ICM’s Jeff Berg also said the state’s Talent Agency Act, which SAG is seeking to revamp, “has stood the test of time. The real issue is to get back to the table. I’m confident we can get a deal done.”
SAG and ATA have not negotiated since last November.
The hearings were mostly cordial except for one instance — a comment by Daniels that thesps who speak out on such issues will find it more difficult to obtain representation. “You’ll have trouble getting another agent if you’re labeled as a troublemaker,” he said.
That statement prompted derision by dozens among the 150 attendees, leading to a perturbed Burton to call for quiet.
Tougher regs’ good reviews
SAG received a more positive reception with its request to toughening regulations on managers and agents. Specifically, the legislators gave an initial endorsement to a SAG proposal on filing civil complaints against agents and managers.
Essentially, the proposal expands the “standing” provision of state regs so that other entities — agents and mangers along with SAG itself — could stop abuses against struggling actors.

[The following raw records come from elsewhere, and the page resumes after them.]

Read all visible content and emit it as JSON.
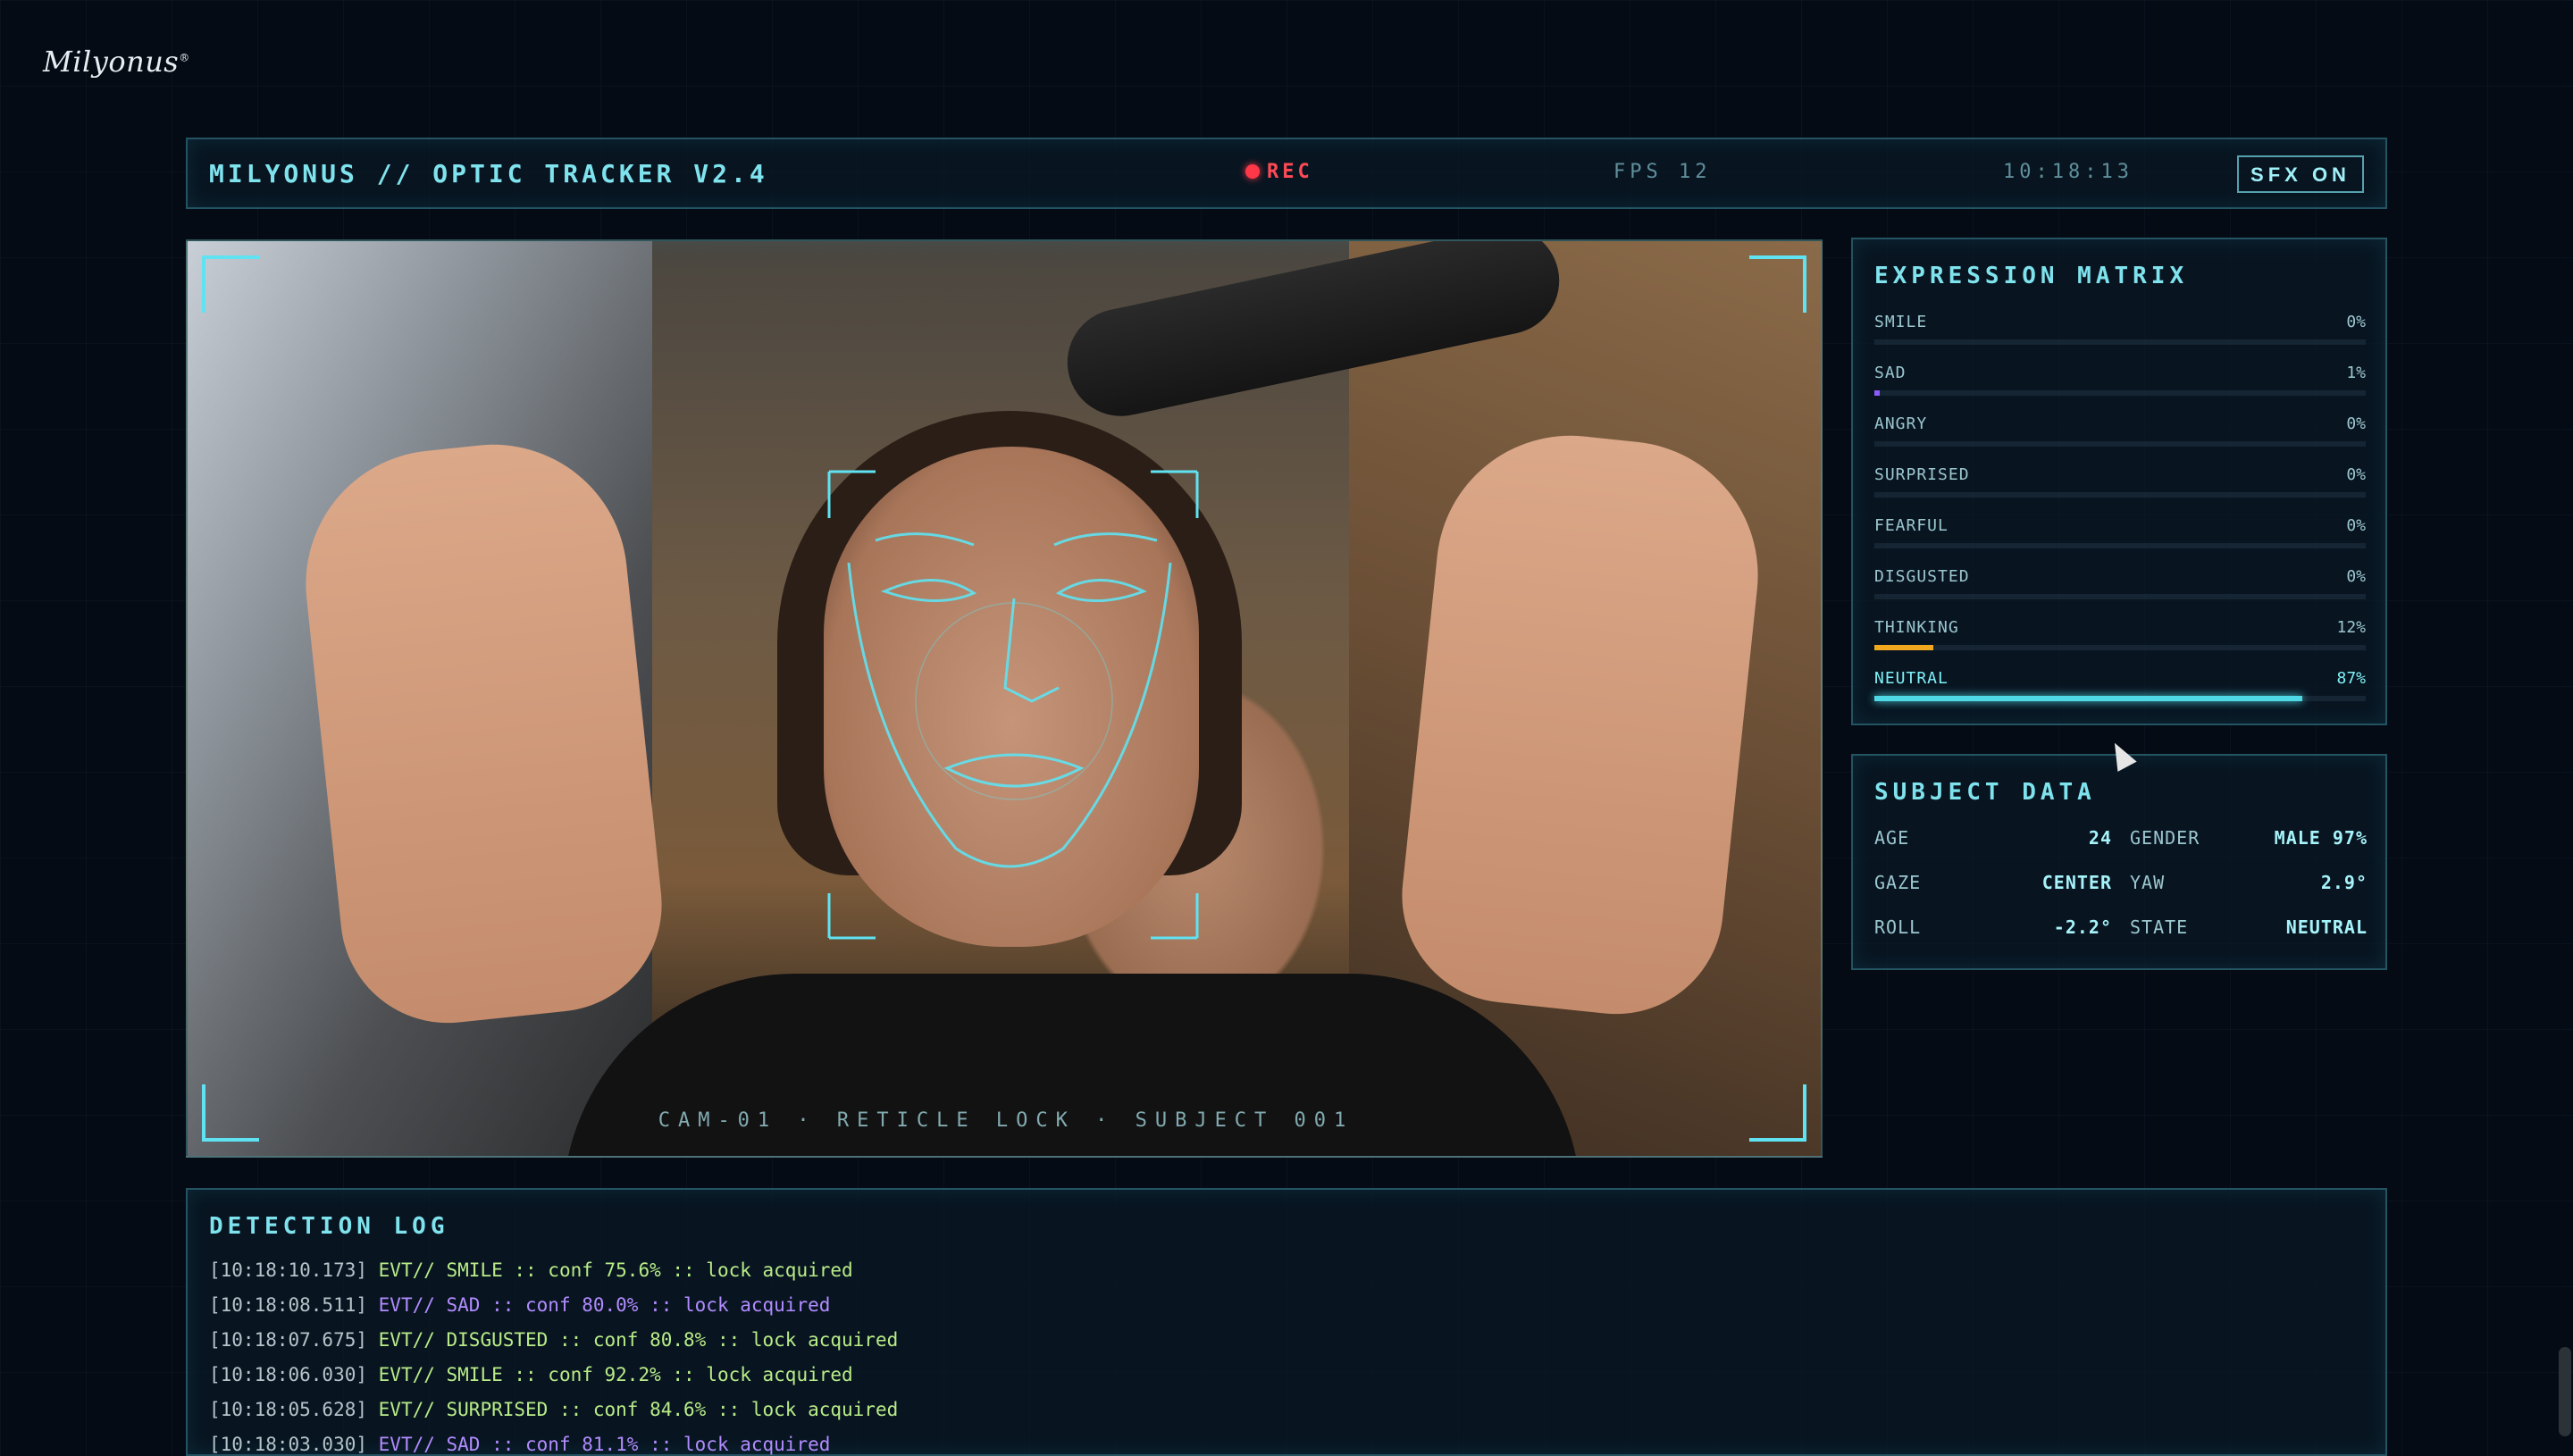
{
  "brand": {
    "logo": "Milyonus",
    "trademark": "®"
  },
  "topbar": {
    "title": "MILYONUS // OPTIC TRACKER V2.4",
    "rec_label": "REC",
    "fps": "FPS 12",
    "clock": "10:18:13",
    "sfx_button": "SFX ON"
  },
  "video": {
    "caption": "CAM-01 · RETICLE LOCK · SUBJECT 001"
  },
  "expression_matrix": {
    "title": "EXPRESSION MATRIX",
    "items": [
      {
        "label": "SMILE",
        "value": "0%",
        "level": 0,
        "color": "#3a6a80"
      },
      {
        "label": "SAD",
        "value": "1%",
        "level": 0.01,
        "color": "#8a5cff"
      },
      {
        "label": "ANGRY",
        "value": "0%",
        "level": 0,
        "color": "#e84a4a"
      },
      {
        "label": "SURPRISED",
        "value": "0%",
        "level": 0,
        "color": "#3a6a80"
      },
      {
        "label": "FEARFUL",
        "value": "0%",
        "level": 0,
        "color": "#3a6a80"
      },
      {
        "label": "DISGUSTED",
        "value": "0%",
        "level": 0,
        "color": "#3a6a80"
      },
      {
        "label": "THINKING",
        "value": "12%",
        "level": 0.12,
        "color": "#f2a81e"
      },
      {
        "label": "NEUTRAL",
        "value": "87%",
        "level": 0.87,
        "color": "#4fd9e6"
      }
    ]
  },
  "subject_data": {
    "title": "SUBJECT DATA",
    "fields": [
      {
        "label": "AGE",
        "value": "24"
      },
      {
        "label": "GENDER",
        "value": "MALE 97%"
      },
      {
        "label": "GAZE",
        "value": "CENTER"
      },
      {
        "label": "YAW",
        "value": "2.9°"
      },
      {
        "label": "ROLL",
        "value": "-2.2°"
      },
      {
        "label": "STATE",
        "value": "NEUTRAL"
      }
    ]
  },
  "detection_log": {
    "title": "DETECTION LOG",
    "entries": [
      {
        "ts": "[10:18:10.173]",
        "text": " EVT// SMILE :: conf 75.6% :: lock acquired",
        "kind": "ok"
      },
      {
        "ts": "[10:18:08.511]",
        "text": " EVT// SAD :: conf 80.0% :: lock acquired",
        "kind": "sad"
      },
      {
        "ts": "[10:18:07.675]",
        "text": " EVT// DISGUSTED :: conf 80.8% :: lock acquired",
        "kind": "ok"
      },
      {
        "ts": "[10:18:06.030]",
        "text": " EVT// SMILE :: conf 92.2% :: lock acquired",
        "kind": "ok"
      },
      {
        "ts": "[10:18:05.628]",
        "text": " EVT// SURPRISED :: conf 84.6% :: lock acquired",
        "kind": "ok"
      },
      {
        "ts": "[10:18:03.030]",
        "text": " EVT// SAD :: conf 81.1% :: lock acquired",
        "kind": "sad"
      }
    ]
  }
}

Burton also said he would favor toughening up penalties but was adamant that they should not become criminal penalties, partly because district attorneys would be reluctant to prosecute.
The legislators were noncommittal on whether to back SAG’s proposal to eliminate the “safe harbor” provision of the Talent Agency Act, which enables managers and agents to work together. SAG has said the rule creates a loophole under which unregulated managers can perform agent functions.
Burton also announced that the panel will conduct a hearing on the rules about agency packaging to address concerns that the practice prevents competitive bidding for talent.